These issues will be at the top of my agenda when I travel to Southern and Eastern Africa next week. And the Coalition is making tax transparency a cornerstone of our presidency of the G8 this year. As the Prime Minister has pointed out, as a group of eight major economies, together we have an opportunity to galvanise collective international action. We can lead the way in sharing information. We can encourage more countries to sign up to the international standards. We can - and we will - look honestly and openly, at whether those standards are really tough enough.
The third and final test for a fair tax system brings us much closer to home: local control. Liberals believe in decentralisation within the tax system. Communities are empowered when they have more autonomy over the taxes they raise and spend. Local people have a greater stake in local prosperity. Think about how debilitating our overcentralised tax system is.
If central government simply sweeps up locally raised revenues only to then recycle that money to other parts of the country, what incentive do communities have to draw in business and create their own tax-boosting growth? When councils are so beholden to Whitehall funding formulas why would they bother building up their own economies, when it’s more lucrative to lobby mandarins instead? That dependency helps no one and in the present circumstances, when money is tight, it’s more important than ever that communities have the flexibility and freedom to innovate.
So the Coalition Government is decentralising more economic control. Currently around half of local authority income is raised locally. When our reforms kick in that will rise to 70%. We are giving local communities two new tax powers - the first is the right to retain 50% of local Business Rate Revenues, creating a massive incentive to attract business, boosting local jobs; the second is the introduction of Tax Increment Financing - or TIF - under which, working with local businesses, councils can borrow against future business rate revenues using that money to invest in the infrastructure that, in turn, boosts growth. This is probably one of the least remarked upon areas of government reform but over time it may prove one of the most significant. It’s part of a wider approach - which looks not just a tax but at the bigger problem of economic over-centralisation in the UK.
We’ve also introduced City Deals - giving cities much greater economic autonomy, and I’ll be announcing the second wave of deals in a few weeks. And we’ll shortly be responding to Michael Heseltine’s review into unlocking economic growth, which pushes government to go further on economic decentralisation. All part of a quiet revolution to give communities greater freedom and power to drive their own prosperity and success.
So, rewarding work; tackling aggressive abuse; restoring a link between communities and their taxes. Three tests for tax fairness. A distinctly liberal approach. Halfway through this parliament and the Coalition is scoring well on each of those tests. Halfway through and our progress has me even more convinced that we can and must do more.

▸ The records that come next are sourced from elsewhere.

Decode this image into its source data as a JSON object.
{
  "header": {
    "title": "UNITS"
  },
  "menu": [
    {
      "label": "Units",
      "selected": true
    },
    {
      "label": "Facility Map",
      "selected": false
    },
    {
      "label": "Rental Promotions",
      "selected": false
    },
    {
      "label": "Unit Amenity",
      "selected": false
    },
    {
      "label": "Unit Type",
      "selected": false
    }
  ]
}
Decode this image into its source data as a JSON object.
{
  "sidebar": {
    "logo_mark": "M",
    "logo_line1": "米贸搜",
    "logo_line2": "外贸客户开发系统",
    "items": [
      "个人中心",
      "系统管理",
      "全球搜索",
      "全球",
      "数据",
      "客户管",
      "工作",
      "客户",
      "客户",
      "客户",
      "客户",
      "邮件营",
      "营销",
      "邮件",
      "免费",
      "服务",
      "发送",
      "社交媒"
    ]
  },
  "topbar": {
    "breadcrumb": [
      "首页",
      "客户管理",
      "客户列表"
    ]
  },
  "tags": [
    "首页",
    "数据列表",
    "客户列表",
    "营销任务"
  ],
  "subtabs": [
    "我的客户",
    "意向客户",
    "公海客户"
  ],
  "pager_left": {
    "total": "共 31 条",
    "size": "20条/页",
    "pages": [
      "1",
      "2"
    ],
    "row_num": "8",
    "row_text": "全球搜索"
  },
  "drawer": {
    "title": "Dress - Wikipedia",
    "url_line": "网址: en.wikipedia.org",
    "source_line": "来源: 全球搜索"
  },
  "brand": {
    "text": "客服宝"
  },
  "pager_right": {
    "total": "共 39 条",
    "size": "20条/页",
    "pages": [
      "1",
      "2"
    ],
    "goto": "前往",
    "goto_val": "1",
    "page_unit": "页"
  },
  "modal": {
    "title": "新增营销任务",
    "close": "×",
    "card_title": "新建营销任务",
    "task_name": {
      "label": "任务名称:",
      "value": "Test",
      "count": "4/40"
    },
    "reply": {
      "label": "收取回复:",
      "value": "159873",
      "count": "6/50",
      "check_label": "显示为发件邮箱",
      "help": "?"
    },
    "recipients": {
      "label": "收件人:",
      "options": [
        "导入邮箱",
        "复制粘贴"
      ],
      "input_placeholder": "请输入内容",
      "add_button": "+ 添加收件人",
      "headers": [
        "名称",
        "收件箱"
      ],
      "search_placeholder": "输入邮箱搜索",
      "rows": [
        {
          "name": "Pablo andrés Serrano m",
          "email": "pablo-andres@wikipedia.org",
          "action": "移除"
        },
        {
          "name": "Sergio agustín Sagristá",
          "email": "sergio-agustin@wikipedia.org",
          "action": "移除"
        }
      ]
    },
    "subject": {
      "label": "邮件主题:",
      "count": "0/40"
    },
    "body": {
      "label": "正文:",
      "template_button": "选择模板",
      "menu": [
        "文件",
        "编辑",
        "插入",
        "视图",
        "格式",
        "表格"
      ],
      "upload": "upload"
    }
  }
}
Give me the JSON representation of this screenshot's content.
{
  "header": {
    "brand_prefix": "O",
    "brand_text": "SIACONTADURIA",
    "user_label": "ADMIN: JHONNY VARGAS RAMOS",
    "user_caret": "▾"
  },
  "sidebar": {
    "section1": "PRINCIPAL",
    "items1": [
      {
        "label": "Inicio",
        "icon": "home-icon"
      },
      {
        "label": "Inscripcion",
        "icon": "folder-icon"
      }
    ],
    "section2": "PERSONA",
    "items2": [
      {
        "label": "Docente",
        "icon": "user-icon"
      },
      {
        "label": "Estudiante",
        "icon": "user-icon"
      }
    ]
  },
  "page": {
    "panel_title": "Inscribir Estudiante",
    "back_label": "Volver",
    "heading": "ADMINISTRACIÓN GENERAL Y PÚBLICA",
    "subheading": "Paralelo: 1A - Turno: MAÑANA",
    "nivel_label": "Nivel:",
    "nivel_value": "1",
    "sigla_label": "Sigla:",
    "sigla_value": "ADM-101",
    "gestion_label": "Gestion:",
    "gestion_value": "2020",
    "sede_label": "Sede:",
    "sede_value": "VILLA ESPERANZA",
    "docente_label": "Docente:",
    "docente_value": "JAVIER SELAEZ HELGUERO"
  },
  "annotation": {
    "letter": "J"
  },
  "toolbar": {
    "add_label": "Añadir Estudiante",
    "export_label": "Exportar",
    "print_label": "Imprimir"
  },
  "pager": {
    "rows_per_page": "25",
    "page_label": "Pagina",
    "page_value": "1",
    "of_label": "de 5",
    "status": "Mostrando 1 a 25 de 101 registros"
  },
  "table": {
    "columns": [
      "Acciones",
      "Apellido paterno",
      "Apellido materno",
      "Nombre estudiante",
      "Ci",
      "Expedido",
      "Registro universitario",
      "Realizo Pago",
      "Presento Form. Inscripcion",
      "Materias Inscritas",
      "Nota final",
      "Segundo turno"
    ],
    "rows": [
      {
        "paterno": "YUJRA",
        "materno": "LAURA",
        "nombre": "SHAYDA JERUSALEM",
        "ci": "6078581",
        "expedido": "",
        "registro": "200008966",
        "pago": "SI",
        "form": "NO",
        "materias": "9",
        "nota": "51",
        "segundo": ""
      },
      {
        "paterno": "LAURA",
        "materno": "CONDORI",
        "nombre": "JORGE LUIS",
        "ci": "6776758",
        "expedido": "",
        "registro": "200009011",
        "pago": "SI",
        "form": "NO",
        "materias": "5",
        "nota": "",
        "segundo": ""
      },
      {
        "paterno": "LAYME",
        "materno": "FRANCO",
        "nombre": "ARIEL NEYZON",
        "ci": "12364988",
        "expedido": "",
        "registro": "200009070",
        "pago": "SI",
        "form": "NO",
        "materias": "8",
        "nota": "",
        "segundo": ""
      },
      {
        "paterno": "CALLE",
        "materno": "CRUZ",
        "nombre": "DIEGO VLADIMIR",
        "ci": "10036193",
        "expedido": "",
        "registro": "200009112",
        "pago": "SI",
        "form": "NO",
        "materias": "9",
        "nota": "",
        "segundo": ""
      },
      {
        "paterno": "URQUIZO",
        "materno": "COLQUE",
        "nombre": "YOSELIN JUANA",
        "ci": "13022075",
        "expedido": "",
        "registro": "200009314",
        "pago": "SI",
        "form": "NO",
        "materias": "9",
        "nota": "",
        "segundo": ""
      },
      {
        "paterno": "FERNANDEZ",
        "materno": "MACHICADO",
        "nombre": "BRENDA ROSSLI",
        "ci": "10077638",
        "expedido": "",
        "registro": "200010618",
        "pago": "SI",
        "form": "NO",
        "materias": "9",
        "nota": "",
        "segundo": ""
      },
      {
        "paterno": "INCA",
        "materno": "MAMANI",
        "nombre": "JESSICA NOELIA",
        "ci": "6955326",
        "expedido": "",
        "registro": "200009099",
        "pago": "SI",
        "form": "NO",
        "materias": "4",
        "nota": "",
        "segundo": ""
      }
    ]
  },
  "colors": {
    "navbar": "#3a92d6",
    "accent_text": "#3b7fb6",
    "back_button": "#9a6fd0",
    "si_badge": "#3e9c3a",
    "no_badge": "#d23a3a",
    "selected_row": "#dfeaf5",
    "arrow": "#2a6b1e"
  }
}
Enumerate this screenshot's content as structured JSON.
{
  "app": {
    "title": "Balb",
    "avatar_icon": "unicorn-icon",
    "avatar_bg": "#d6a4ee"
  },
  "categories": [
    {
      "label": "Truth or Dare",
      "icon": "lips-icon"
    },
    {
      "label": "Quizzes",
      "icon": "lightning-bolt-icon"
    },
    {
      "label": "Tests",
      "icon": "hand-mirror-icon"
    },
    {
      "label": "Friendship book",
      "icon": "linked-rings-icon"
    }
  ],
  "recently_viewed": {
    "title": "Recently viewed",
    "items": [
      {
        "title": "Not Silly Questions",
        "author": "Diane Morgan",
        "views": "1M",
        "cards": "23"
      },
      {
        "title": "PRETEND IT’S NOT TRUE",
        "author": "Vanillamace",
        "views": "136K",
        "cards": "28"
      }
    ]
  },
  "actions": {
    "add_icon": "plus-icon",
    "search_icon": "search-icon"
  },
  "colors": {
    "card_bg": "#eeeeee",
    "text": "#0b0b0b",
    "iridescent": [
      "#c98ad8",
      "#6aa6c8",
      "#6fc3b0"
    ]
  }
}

The British people are right to think that your approach to tax says something about who you are. It says everything about who you are. And we are people who believe that our tax system should empower Britain’s communities, reward its hardworking citizens and, above all, make sure that everyone pays their fair share. Fair taxes to help build a stronger economy and a fairer society, enabling everyone to get on in life.